**Work to complete:**
Across the material below, how many lines contain the word "Auto"? Give only the number.

**Information given:**
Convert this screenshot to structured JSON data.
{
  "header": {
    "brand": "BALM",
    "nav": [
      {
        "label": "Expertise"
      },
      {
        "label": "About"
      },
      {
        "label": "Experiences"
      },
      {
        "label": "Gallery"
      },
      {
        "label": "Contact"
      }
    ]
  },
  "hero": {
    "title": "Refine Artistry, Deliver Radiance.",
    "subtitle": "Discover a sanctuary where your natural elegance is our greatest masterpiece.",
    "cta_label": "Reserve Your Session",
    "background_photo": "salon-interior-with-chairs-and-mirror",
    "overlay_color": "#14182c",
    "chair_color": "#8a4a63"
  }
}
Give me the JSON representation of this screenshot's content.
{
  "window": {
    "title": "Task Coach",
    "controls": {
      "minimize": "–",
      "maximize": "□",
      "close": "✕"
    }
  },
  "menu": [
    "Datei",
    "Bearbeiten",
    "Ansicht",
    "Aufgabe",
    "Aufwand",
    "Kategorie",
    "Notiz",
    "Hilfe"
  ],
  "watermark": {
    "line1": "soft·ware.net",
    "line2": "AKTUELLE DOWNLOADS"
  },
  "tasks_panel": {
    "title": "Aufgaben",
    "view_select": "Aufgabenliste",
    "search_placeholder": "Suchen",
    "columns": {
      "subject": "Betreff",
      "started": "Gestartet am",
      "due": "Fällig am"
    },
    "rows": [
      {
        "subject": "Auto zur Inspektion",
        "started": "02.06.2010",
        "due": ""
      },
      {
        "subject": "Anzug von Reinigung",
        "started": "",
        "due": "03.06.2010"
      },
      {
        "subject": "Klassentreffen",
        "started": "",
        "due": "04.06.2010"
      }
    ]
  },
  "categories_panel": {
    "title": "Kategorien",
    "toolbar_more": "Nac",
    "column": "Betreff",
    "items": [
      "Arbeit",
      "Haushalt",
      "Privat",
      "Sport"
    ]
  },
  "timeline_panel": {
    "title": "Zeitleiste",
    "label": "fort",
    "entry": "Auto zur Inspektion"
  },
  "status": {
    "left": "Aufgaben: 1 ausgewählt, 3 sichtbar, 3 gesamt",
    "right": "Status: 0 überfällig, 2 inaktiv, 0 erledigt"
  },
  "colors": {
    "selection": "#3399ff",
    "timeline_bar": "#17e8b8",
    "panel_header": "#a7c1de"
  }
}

**Written reply:**
2